[Items from an interface collection]
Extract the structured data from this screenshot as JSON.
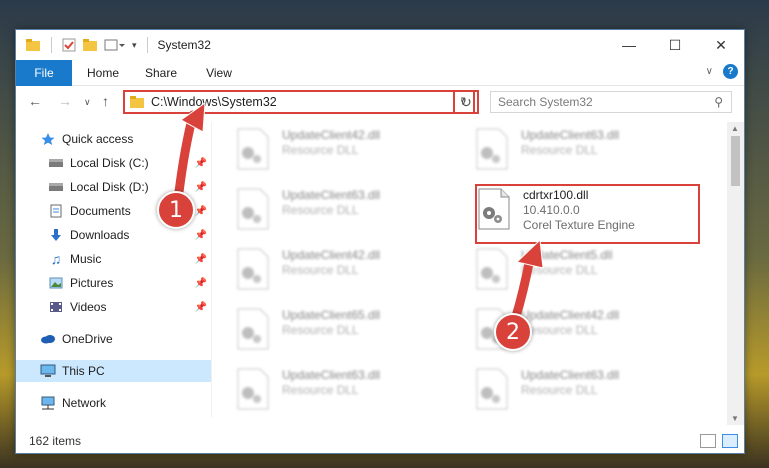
{
  "window": {
    "title": "System32"
  },
  "ribbon": {
    "tabs": [
      "File",
      "Home",
      "Share",
      "View"
    ]
  },
  "address": {
    "path": "C:\\Windows\\System32"
  },
  "search": {
    "placeholder": "Search System32"
  },
  "nav": {
    "items": [
      {
        "label": "Quick access",
        "icon": "star-icon",
        "pinned": false
      },
      {
        "label": "Local Disk (C:)",
        "icon": "drive-icon",
        "pinned": true
      },
      {
        "label": "Local Disk (D:)",
        "icon": "drive-icon",
        "pinned": true
      },
      {
        "label": "Documents",
        "icon": "documents-icon",
        "pinned": true
      },
      {
        "label": "Downloads",
        "icon": "download-icon",
        "pinned": true
      },
      {
        "label": "Music",
        "icon": "music-icon",
        "pinned": true
      },
      {
        "label": "Pictures",
        "icon": "pictures-icon",
        "pinned": true
      },
      {
        "label": "Videos",
        "icon": "videos-icon",
        "pinned": true
      },
      {
        "label": "OneDrive",
        "icon": "cloud-icon",
        "pinned": false
      },
      {
        "label": "This PC",
        "icon": "computer-icon",
        "pinned": false,
        "selected": true
      },
      {
        "label": "Network",
        "icon": "network-icon",
        "pinned": false
      }
    ]
  },
  "files": [
    {
      "name": "UpdateClient42.dll",
      "type": "Resource DLL"
    },
    {
      "name": "UpdateClient63.dll",
      "type": "Resource DLL"
    },
    {
      "name": "UpdateClient63.dll",
      "type": "Resource DLL"
    },
    {
      "name": "cdrtxr100.dll",
      "version": "10.410.0.0",
      "type": "Corel Texture Engine",
      "highlighted": true
    },
    {
      "name": "UpdateClient42.dll",
      "type": "Resource DLL"
    },
    {
      "name": "UpdateClient5.dll",
      "type": "Resource DLL"
    },
    {
      "name": "UpdateClient65.dll",
      "type": "Resource DLL"
    },
    {
      "name": "UpdateClient42.dll",
      "type": "Resource DLL"
    },
    {
      "name": "UpdateClient63.dll",
      "type": "Resource DLL"
    },
    {
      "name": "UpdateClient63.dll",
      "type": "Resource DLL"
    }
  ],
  "status": {
    "count": "162 items"
  },
  "annotations": {
    "step1": "1",
    "step2": "2",
    "color": "#d9423b"
  }
}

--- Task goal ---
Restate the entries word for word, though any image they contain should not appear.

--- Exercise solution ---
Extract the structured data from this screenshot as JSON.
{
  "window": {
    "title": "System32"
  },
  "ribbon": {
    "tabs": [
      "File",
      "Home",
      "Share",
      "View"
    ]
  },
  "address": {
    "path": "C:\\Windows\\System32"
  },
  "search": {
    "placeholder": "Search System32"
  },
  "nav": {
    "items": [
      {
        "label": "Quick access",
        "icon": "star-icon",
        "pinned": false
      },
      {
        "label": "Local Disk (C:)",
        "icon": "drive-icon",
        "pinned": true
      },
      {
        "label": "Local Disk (D:)",
        "icon": "drive-icon",
        "pinned": true
      },
      {
        "label": "Documents",
        "icon": "documents-icon",
        "pinned": true
      },
      {
        "label": "Downloads",
        "icon": "download-icon",
        "pinned": true
      },
      {
        "label": "Music",
        "icon": "music-icon",
        "pinned": true
      },
      {
        "label": "Pictures",
        "icon": "pictures-icon",
        "pinned": true
      },
      {
        "label": "Videos",
        "icon": "videos-icon",
        "pinned": true
      },
      {
        "label": "OneDrive",
        "icon": "cloud-icon",
        "pinned": false
      },
      {
        "label": "This PC",
        "icon": "computer-icon",
        "pinned": false,
        "selected": true
      },
      {
        "label": "Network",
        "icon": "network-icon",
        "pinned": false
      }
    ]
  },
  "files": [
    {
      "name": "UpdateClient42.dll",
      "type": "Resource DLL"
    },
    {
      "name": "UpdateClient63.dll",
      "type": "Resource DLL"
    },
    {
      "name": "UpdateClient63.dll",
      "type": "Resource DLL"
    },
    {
      "name": "cdrtxr100.dll",
      "version": "10.410.0.0",
      "type": "Corel Texture Engine",
      "highlighted": true
    },
    {
      "name": "UpdateClient42.dll",
      "type": "Resource DLL"
    },
    {
      "name": "UpdateClient5.dll",
      "type": "Resource DLL"
    },
    {
      "name": "UpdateClient65.dll",
      "type": "Resource DLL"
    },
    {
      "name": "UpdateClient42.dll",
      "type": "Resource DLL"
    },
    {
      "name": "UpdateClient63.dll",
      "type": "Resource DLL"
    },
    {
      "name": "UpdateClient63.dll",
      "type": "Resource DLL"
    }
  ],
  "status": {
    "count": "162 items"
  },
  "annotations": {
    "step1": "1",
    "step2": "2",
    "color": "#d9423b"
  }
}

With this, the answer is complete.